▶ **Requirement**:
Down to the last line, repeat the data below exactly.

*** Begin section ***

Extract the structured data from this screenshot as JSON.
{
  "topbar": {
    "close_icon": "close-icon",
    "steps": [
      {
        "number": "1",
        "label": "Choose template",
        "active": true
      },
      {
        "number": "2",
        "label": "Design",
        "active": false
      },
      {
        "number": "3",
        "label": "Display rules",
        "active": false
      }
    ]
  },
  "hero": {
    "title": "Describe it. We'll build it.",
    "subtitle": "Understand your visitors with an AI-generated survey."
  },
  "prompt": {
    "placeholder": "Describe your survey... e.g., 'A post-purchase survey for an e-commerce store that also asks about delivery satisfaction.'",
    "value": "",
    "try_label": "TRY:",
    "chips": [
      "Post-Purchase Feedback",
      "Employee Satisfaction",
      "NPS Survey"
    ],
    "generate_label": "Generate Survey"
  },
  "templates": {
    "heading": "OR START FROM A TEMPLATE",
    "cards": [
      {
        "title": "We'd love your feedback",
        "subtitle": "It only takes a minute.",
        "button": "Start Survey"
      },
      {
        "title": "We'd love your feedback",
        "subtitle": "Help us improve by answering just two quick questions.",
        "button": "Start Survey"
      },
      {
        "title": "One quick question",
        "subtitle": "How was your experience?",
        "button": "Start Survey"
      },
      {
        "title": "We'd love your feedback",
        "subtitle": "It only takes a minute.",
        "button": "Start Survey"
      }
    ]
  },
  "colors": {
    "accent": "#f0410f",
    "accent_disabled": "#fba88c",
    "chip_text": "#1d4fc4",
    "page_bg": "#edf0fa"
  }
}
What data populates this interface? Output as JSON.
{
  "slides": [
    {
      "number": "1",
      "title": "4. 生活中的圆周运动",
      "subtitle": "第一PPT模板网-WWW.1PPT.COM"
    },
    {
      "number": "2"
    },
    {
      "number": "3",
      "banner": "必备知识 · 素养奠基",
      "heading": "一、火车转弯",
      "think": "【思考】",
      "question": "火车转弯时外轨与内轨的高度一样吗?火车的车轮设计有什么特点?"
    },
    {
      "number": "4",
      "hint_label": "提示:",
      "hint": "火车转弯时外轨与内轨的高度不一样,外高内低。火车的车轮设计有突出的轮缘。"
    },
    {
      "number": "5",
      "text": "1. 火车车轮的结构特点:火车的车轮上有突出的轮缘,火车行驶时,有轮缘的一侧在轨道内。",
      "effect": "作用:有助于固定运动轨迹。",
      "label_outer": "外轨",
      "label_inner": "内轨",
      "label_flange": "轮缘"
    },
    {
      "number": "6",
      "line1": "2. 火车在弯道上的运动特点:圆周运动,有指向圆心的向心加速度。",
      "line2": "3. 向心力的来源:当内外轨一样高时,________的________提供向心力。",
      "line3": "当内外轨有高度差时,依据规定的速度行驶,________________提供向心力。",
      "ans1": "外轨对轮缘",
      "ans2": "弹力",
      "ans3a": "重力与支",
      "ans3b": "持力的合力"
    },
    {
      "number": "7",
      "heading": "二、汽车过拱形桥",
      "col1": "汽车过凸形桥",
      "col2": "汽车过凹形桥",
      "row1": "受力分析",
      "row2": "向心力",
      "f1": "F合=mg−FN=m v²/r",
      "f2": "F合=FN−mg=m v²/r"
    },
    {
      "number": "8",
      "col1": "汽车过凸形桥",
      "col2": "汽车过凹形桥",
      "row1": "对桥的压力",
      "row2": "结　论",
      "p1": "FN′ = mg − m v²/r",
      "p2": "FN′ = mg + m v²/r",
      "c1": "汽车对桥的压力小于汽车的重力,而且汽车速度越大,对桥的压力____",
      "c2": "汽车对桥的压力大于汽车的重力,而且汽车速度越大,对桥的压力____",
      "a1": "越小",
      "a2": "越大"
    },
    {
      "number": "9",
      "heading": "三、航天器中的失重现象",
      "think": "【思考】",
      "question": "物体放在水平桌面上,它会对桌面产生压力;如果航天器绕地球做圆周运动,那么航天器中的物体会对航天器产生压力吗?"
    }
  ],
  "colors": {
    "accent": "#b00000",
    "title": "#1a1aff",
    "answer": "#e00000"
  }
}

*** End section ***

▶ **Written solution**:
Extract the structured data from this screenshot as JSON.
{
  "topbar": {
    "close_icon": "close-icon",
    "steps": [
      {
        "number": "1",
        "label": "Choose template",
        "active": true
      },
      {
        "number": "2",
        "label": "Design",
        "active": false
      },
      {
        "number": "3",
        "label": "Display rules",
        "active": false
      }
    ]
  },
  "hero": {
    "title": "Describe it. We'll build it.",
    "subtitle": "Understand your visitors with an AI-generated survey."
  },
  "prompt": {
    "placeholder": "Describe your survey... e.g., 'A post-purchase survey for an e-commerce store that also asks about delivery satisfaction.'",
    "value": "",
    "try_label": "TRY:",
    "chips": [
      "Post-Purchase Feedback",
      "Employee Satisfaction",
      "NPS Survey"
    ],
    "generate_label": "Generate Survey"
  },
  "templates": {
    "heading": "OR START FROM A TEMPLATE",
    "cards": [
      {
        "title": "We'd love your feedback",
        "subtitle": "It only takes a minute.",
        "button": "Start Survey"
      },
      {
        "title": "We'd love your feedback",
        "subtitle": "Help us improve by answering just two quick questions.",
        "button": "Start Survey"
      },
      {
        "title": "One quick question",
        "subtitle": "How was your experience?",
        "button": "Start Survey"
      },
      {
        "title": "We'd love your feedback",
        "subtitle": "It only takes a minute.",
        "button": "Start Survey"
      }
    ]
  },
  "colors": {
    "accent": "#f0410f",
    "accent_disabled": "#fba88c",
    "chip_text": "#1d4fc4",
    "page_bg": "#edf0fa"
  }
}
What data populates this interface? Output as JSON.
{
  "slides": [
    {
      "number": "1",
      "title": "4. 生活中的圆周运动",
      "subtitle": "第一PPT模板网-WWW.1PPT.COM"
    },
    {
      "number": "2"
    },
    {
      "number": "3",
      "banner": "必备知识 · 素养奠基",
      "heading": "一、火车转弯",
      "think": "【思考】",
      "question": "火车转弯时外轨与内轨的高度一样吗?火车的车轮设计有什么特点?"
    },
    {
      "number": "4",
      "hint_label": "提示:",
      "hint": "火车转弯时外轨与内轨的高度不一样,外高内低。火车的车轮设计有突出的轮缘。"
    },
    {
      "number": "5",
      "text": "1. 火车车轮的结构特点:火车的车轮上有突出的轮缘,火车行驶时,有轮缘的一侧在轨道内。",
      "effect": "作用:有助于固定运动轨迹。",
      "label_outer": "外轨",
      "label_inner": "内轨",
      "label_flange": "轮缘"
    },
    {
      "number": "6",
      "line1": "2. 火车在弯道上的运动特点:圆周运动,有指向圆心的向心加速度。",
      "line2": "3. 向心力的来源:当内外轨一样高时,________的________提供向心力。",
      "line3": "当内外轨有高度差时,依据规定的速度行驶,________________提供向心力。",
      "ans1": "外轨对轮缘",
      "ans2": "弹力",
      "ans3a": "重力与支",
      "ans3b": "持力的合力"
    },
    {
      "number": "7",
      "heading": "二、汽车过拱形桥",
      "col1": "汽车过凸形桥",
      "col2": "汽车过凹形桥",
      "row1": "受力分析",
      "row2": "向心力",
      "f1": "F合=mg−FN=m v²/r",
      "f2": "F合=FN−mg=m v²/r"
    },
    {
      "number": "8",
      "col1": "汽车过凸形桥",
      "col2": "汽车过凹形桥",
      "row1": "对桥的压力",
      "row2": "结　论",
      "p1": "FN′ = mg − m v²/r",
      "p2": "FN′ = mg + m v²/r",
      "c1": "汽车对桥的压力小于汽车的重力,而且汽车速度越大,对桥的压力____",
      "c2": "汽车对桥的压力大于汽车的重力,而且汽车速度越大,对桥的压力____",
      "a1": "越小",
      "a2": "越大"
    },
    {
      "number": "9",
      "heading": "三、航天器中的失重现象",
      "think": "【思考】",
      "question": "物体放在水平桌面上,它会对桌面产生压力;如果航天器绕地球做圆周运动,那么航天器中的物体会对航天器产生压力吗?"
    }
  ],
  "colors": {
    "accent": "#b00000",
    "title": "#1a1aff",
    "answer": "#e00000"
  }
}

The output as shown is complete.